Exercise aim:
Copy the entries below verbatim, omitting any pictures they contain.
#### Records supplied
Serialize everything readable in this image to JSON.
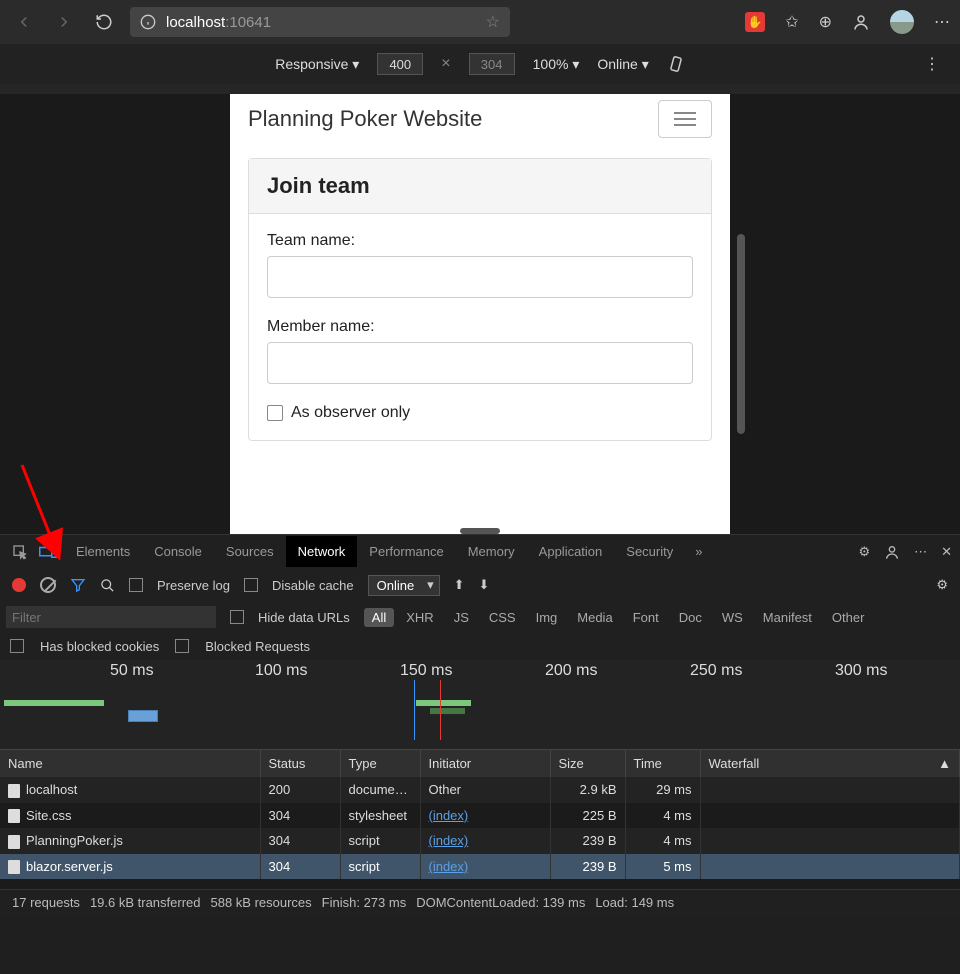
{
  "browser": {
    "url_host": "localhost",
    "url_port": ":10641"
  },
  "device_bar": {
    "mode": "Responsive ▾",
    "width": "400",
    "height": "304",
    "zoom": "100% ▾",
    "throttle": "Online ▾"
  },
  "mobile": {
    "title": "Planning Poker Website",
    "card_title": "Join team",
    "team_label": "Team name:",
    "member_label": "Member name:",
    "observer_label": "As observer only"
  },
  "devtools_tabs": [
    "Elements",
    "Console",
    "Sources",
    "Network",
    "Performance",
    "Memory",
    "Application",
    "Security"
  ],
  "network_bar": {
    "preserve": "Preserve log",
    "disable_cache": "Disable cache",
    "online": "Online"
  },
  "filters": {
    "placeholder": "Filter",
    "hide_data": "Hide data URLs",
    "types": [
      "All",
      "XHR",
      "JS",
      "CSS",
      "Img",
      "Media",
      "Font",
      "Doc",
      "WS",
      "Manifest",
      "Other"
    ],
    "blocked_cookies": "Has blocked cookies",
    "blocked_requests": "Blocked Requests"
  },
  "timeline_ticks": [
    "50 ms",
    "100 ms",
    "150 ms",
    "200 ms",
    "250 ms",
    "300 ms"
  ],
  "columns": [
    "Name",
    "Status",
    "Type",
    "Initiator",
    "Size",
    "Time",
    "Waterfall"
  ],
  "rows": [
    {
      "name": "localhost",
      "status": "200",
      "type": "docume…",
      "initiator": "Other",
      "initiator_link": false,
      "size": "2.9 kB",
      "time": "29 ms",
      "sel": false
    },
    {
      "name": "Site.css",
      "status": "304",
      "type": "stylesheet",
      "initiator": "(index)",
      "initiator_link": true,
      "size": "225 B",
      "time": "4 ms",
      "sel": false
    },
    {
      "name": "PlanningPoker.js",
      "status": "304",
      "type": "script",
      "initiator": "(index)",
      "initiator_link": true,
      "size": "239 B",
      "time": "4 ms",
      "sel": false
    },
    {
      "name": "blazor.server.js",
      "status": "304",
      "type": "script",
      "initiator": "(index)",
      "initiator_link": true,
      "size": "239 B",
      "time": "5 ms",
      "sel": true
    }
  ],
  "status": {
    "requests": "17 requests",
    "transferred": "19.6 kB transferred",
    "resources": "588 kB resources",
    "finish": "Finish: 273 ms",
    "dcl": "DOMContentLoaded: 139 ms",
    "load": "Load: 149 ms"
  }
}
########
Exercise solution:
Serialize everything readable in this image to JSON.
{
  "browser": {
    "url_host": "localhost",
    "url_port": ":10641"
  },
  "device_bar": {
    "mode": "Responsive ▾",
    "width": "400",
    "height": "304",
    "zoom": "100% ▾",
    "throttle": "Online ▾"
  },
  "mobile": {
    "title": "Planning Poker Website",
    "card_title": "Join team",
    "team_label": "Team name:",
    "member_label": "Member name:",
    "observer_label": "As observer only"
  },
  "devtools_tabs": [
    "Elements",
    "Console",
    "Sources",
    "Network",
    "Performance",
    "Memory",
    "Application",
    "Security"
  ],
  "network_bar": {
    "preserve": "Preserve log",
    "disable_cache": "Disable cache",
    "online": "Online"
  },
  "filters": {
    "placeholder": "Filter",
    "hide_data": "Hide data URLs",
    "types": [
      "All",
      "XHR",
      "JS",
      "CSS",
      "Img",
      "Media",
      "Font",
      "Doc",
      "WS",
      "Manifest",
      "Other"
    ],
    "blocked_cookies": "Has blocked cookies",
    "blocked_requests": "Blocked Requests"
  },
  "timeline_ticks": [
    "50 ms",
    "100 ms",
    "150 ms",
    "200 ms",
    "250 ms",
    "300 ms"
  ],
  "columns": [
    "Name",
    "Status",
    "Type",
    "Initiator",
    "Size",
    "Time",
    "Waterfall"
  ],
  "rows": [
    {
      "name": "localhost",
      "status": "200",
      "type": "docume…",
      "initiator": "Other",
      "initiator_link": false,
      "size": "2.9 kB",
      "time": "29 ms",
      "sel": false
    },
    {
      "name": "Site.css",
      "status": "304",
      "type": "stylesheet",
      "initiator": "(index)",
      "initiator_link": true,
      "size": "225 B",
      "time": "4 ms",
      "sel": false
    },
    {
      "name": "PlanningPoker.js",
      "status": "304",
      "type": "script",
      "initiator": "(index)",
      "initiator_link": true,
      "size": "239 B",
      "time": "4 ms",
      "sel": false
    },
    {
      "name": "blazor.server.js",
      "status": "304",
      "type": "script",
      "initiator": "(index)",
      "initiator_link": true,
      "size": "239 B",
      "time": "5 ms",
      "sel": true
    }
  ],
  "status": {
    "requests": "17 requests",
    "transferred": "19.6 kB transferred",
    "resources": "588 kB resources",
    "finish": "Finish: 273 ms",
    "dcl": "DOMContentLoaded: 139 ms",
    "load": "Load: 149 ms"
  }
}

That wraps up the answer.